24700: How did you hook up with Grizzly Bear for their video? And did your film come first or did they commission you?
AS: I made a clay film Hobo Clown in 2008 (posted above). I asked them for permission to use their music for it. They graciously said yes. One year later they asked me to make a video for their next album. I was starting a new film, and it was a perfect match for the song they wanted me to use, "Ready, Able." Forest was the outcome, and I think of it as a film dedicated to their song.
24700: Is there a particular artist that inspires you or influences your work?
AS: There are so many. I couldn't possibly name only one. Philip Guston, Basil Wolverton, Bruce Bickford, Terry Gilliam, James Ensor, Alice Neel, Rembrandt, Frank Frazetta, Jan Svankmajer, Eric Yahnker...
24700: What's the best (or worst) piece of advice you've received about a career in the arts/becoming an artist?
AS: Mike Mitchell (former animation faculty at CalArts) told me once that it could take 30 years to make it as an artist. I completely understood and accepted that. That allowed me to not give a shit about anything but making work I wanted to make--to take a real job, and not expect success in galleries. I never tried to do anything but have integrity in my work. I was completely prepared to work in animation my whole life to supplement the personal work that I really wanted to make. And it could be un-influenced. The worst thing a young artist can do is make work purely for some kind of art market. Integrity and honesty are key in life, I think.
Worst? Someone told me once that people loved beige because it was a safe furniture choice.
24700: What was your favorite spot/room at CalArts?
AS: The Butler Building, where I spent all my time.
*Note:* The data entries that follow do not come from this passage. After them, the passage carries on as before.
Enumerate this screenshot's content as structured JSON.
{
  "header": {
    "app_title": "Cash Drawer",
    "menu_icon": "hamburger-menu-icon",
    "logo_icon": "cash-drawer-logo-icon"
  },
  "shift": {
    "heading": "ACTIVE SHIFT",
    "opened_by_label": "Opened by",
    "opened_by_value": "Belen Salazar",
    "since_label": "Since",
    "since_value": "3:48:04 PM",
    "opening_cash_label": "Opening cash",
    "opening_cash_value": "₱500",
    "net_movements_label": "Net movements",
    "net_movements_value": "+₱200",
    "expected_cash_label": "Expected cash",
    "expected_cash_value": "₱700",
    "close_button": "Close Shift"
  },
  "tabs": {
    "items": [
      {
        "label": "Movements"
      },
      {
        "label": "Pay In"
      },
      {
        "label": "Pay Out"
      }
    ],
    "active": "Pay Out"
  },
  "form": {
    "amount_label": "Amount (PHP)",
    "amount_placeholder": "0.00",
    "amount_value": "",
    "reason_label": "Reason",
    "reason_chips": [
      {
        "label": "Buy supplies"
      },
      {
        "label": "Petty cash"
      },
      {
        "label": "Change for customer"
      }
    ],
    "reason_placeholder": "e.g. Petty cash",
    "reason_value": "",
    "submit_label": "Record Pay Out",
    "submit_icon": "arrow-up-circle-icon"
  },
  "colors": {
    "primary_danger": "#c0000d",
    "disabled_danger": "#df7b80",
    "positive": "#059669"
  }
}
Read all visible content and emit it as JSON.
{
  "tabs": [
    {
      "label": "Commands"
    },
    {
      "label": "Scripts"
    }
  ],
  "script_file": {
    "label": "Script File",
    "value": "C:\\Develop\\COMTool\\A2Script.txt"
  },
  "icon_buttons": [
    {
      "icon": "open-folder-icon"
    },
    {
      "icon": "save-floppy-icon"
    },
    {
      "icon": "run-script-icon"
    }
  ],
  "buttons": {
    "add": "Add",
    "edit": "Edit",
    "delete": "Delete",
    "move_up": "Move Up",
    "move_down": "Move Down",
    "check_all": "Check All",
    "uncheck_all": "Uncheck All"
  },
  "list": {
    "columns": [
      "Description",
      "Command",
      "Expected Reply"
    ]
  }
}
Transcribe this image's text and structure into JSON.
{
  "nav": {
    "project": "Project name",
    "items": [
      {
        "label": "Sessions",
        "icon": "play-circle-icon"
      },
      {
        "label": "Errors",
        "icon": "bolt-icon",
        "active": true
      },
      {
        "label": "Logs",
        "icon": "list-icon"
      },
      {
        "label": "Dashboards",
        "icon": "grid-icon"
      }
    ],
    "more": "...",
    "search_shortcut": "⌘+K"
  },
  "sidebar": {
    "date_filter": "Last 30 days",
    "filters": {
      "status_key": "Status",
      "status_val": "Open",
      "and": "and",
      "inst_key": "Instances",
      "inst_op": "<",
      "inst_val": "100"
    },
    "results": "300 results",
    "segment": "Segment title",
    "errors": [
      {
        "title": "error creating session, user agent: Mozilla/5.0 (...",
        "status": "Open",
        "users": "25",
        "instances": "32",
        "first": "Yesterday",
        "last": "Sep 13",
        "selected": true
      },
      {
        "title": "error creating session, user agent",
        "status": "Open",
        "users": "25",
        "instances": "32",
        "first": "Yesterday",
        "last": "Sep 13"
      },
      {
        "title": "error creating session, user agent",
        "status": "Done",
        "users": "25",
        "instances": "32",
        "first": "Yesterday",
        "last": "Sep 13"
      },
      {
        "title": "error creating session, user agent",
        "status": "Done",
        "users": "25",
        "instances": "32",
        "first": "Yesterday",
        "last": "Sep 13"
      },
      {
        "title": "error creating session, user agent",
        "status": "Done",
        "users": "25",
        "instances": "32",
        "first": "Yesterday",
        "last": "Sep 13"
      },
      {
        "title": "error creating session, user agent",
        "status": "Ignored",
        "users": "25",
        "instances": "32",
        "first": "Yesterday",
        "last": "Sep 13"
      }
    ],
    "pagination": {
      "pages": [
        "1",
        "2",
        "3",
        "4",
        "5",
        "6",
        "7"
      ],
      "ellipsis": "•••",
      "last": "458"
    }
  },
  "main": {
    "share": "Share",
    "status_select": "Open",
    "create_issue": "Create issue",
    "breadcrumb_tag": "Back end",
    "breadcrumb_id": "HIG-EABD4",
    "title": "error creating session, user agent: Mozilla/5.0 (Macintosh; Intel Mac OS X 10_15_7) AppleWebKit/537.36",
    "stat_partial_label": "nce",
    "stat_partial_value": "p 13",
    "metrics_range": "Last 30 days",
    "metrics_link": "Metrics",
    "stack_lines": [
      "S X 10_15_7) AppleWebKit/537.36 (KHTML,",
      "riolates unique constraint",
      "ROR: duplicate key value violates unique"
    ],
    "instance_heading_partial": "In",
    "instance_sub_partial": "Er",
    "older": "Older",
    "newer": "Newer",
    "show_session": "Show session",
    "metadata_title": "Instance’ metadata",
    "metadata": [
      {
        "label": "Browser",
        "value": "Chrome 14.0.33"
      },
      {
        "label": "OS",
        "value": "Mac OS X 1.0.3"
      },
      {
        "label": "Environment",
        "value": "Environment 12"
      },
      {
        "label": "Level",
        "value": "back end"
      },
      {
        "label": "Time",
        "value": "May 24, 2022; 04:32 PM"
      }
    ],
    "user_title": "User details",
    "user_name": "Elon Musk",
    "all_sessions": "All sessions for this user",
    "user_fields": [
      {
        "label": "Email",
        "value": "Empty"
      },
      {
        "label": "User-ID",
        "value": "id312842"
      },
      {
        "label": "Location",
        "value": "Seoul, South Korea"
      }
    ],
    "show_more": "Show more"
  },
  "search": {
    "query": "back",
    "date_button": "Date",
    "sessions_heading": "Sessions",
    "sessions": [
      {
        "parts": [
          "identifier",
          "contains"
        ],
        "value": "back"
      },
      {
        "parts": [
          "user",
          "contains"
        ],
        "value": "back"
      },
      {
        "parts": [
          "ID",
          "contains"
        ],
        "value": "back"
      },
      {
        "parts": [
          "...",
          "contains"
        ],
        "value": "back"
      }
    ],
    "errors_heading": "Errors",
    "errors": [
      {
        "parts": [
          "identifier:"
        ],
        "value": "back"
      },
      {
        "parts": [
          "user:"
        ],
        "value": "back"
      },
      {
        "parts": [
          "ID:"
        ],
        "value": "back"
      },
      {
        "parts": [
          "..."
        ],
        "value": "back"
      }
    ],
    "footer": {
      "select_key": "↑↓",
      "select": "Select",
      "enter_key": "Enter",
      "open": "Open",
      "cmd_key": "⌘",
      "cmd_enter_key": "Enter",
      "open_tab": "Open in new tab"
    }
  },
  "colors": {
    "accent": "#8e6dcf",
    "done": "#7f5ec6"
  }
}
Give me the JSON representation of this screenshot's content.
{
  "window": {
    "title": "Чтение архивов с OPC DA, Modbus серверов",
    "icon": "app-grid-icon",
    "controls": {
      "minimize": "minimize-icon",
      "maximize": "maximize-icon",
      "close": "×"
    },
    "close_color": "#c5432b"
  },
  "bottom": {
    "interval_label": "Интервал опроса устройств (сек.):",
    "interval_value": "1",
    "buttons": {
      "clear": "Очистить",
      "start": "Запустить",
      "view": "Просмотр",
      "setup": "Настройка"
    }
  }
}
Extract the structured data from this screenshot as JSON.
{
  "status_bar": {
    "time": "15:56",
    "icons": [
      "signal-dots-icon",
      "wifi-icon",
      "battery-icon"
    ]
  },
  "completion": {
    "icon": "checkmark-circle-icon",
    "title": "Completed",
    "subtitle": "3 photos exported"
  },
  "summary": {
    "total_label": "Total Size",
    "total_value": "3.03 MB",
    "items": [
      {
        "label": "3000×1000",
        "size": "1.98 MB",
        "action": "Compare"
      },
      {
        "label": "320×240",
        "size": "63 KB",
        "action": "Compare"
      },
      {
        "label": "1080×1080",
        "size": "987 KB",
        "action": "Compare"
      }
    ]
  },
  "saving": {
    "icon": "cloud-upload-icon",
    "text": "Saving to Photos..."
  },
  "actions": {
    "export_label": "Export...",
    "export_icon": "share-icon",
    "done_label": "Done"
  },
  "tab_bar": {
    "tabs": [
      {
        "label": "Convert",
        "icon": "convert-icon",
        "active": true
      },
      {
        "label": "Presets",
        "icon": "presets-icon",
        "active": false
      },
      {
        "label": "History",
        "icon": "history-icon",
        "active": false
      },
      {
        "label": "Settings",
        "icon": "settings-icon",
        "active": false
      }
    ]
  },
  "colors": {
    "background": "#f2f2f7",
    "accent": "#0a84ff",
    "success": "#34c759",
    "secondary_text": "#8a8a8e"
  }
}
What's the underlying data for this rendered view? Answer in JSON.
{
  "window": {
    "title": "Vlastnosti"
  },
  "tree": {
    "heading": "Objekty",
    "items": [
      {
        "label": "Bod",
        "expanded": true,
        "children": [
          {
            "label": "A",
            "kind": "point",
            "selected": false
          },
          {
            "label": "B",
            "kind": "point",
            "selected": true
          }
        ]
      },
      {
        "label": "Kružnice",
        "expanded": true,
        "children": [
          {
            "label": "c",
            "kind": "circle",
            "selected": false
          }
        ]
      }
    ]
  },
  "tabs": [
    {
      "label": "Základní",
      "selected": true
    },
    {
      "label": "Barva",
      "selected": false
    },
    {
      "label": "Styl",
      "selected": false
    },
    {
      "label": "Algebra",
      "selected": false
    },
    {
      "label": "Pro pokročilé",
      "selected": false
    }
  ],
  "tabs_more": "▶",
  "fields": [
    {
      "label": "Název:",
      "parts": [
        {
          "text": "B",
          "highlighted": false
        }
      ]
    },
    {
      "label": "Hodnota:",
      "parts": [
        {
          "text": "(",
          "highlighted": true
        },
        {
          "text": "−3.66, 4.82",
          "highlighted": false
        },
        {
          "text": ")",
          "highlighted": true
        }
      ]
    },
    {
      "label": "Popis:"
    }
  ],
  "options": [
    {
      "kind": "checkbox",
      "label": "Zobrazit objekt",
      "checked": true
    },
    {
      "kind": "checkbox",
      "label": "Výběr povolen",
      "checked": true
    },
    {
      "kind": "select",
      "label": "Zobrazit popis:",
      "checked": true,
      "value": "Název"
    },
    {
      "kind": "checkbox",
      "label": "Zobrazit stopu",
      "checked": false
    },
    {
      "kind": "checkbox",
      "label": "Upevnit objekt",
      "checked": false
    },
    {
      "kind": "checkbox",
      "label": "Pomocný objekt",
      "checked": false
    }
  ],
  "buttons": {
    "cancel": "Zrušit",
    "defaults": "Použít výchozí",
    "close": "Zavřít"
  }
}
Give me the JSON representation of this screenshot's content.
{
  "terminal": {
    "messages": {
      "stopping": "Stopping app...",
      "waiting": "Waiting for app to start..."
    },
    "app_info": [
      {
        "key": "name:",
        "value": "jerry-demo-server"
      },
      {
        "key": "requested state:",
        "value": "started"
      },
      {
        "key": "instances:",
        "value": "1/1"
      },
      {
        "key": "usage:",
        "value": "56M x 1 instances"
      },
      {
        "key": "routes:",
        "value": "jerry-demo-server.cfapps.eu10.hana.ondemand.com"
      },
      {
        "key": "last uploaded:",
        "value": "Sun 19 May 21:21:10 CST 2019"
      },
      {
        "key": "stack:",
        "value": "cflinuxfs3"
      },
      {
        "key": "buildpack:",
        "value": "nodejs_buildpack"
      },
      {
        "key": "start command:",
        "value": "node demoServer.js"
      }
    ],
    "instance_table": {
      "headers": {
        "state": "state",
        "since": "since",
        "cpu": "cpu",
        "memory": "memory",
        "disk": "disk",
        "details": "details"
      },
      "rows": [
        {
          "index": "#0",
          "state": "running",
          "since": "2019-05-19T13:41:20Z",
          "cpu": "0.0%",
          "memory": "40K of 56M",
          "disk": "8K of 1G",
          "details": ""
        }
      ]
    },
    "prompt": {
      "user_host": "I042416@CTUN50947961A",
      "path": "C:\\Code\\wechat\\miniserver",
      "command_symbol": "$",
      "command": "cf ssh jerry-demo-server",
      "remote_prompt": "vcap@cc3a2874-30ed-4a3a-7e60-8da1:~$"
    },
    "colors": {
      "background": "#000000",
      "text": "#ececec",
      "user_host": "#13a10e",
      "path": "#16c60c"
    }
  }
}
Especially the shooting space.
*She also has a current exhibit--Home for Hobo Too--up at the Tony Wight Gallery in Chicago through May 15.